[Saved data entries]
——————

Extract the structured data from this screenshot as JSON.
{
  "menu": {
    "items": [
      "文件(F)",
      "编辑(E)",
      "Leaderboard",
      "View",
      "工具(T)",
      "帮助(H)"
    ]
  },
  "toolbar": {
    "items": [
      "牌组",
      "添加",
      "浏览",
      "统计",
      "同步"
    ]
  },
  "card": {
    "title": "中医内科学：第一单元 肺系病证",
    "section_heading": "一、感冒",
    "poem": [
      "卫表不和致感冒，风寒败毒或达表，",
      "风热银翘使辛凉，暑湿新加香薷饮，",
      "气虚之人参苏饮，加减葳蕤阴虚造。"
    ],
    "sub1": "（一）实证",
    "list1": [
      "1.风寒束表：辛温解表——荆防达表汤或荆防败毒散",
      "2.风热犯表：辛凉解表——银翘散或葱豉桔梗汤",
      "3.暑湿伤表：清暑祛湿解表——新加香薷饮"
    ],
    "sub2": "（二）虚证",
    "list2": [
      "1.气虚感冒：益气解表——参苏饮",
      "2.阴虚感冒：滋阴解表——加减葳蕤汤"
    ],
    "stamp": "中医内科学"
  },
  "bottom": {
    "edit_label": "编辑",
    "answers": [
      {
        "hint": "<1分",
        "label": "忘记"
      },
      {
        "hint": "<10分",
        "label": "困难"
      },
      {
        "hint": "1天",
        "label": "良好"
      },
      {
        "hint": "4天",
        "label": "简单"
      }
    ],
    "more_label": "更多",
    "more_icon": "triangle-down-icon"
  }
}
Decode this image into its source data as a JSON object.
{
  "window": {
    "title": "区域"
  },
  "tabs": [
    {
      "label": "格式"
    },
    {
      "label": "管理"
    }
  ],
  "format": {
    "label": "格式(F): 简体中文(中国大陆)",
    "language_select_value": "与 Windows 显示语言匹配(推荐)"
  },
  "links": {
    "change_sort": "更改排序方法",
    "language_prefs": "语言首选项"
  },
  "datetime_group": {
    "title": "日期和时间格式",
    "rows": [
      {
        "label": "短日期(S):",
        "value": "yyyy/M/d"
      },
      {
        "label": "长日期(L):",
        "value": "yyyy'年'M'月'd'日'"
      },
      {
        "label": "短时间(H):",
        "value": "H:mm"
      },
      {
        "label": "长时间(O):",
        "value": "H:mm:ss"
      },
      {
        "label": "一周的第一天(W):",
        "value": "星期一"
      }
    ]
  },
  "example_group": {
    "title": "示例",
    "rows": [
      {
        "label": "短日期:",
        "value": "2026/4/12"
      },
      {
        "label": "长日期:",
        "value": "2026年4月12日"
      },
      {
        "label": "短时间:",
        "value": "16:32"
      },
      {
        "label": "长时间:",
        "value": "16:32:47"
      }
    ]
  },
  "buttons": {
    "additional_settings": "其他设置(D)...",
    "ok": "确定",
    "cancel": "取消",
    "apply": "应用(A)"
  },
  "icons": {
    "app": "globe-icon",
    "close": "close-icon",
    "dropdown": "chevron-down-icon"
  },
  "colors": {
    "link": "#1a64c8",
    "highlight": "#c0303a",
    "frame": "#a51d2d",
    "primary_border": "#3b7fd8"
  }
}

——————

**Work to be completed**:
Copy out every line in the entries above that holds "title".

**Answer section**:
    "title": "中医内科学：第一单元 肺系病证",
    "title": "区域"
    "title": "日期和时间格式",
    "title": "示例",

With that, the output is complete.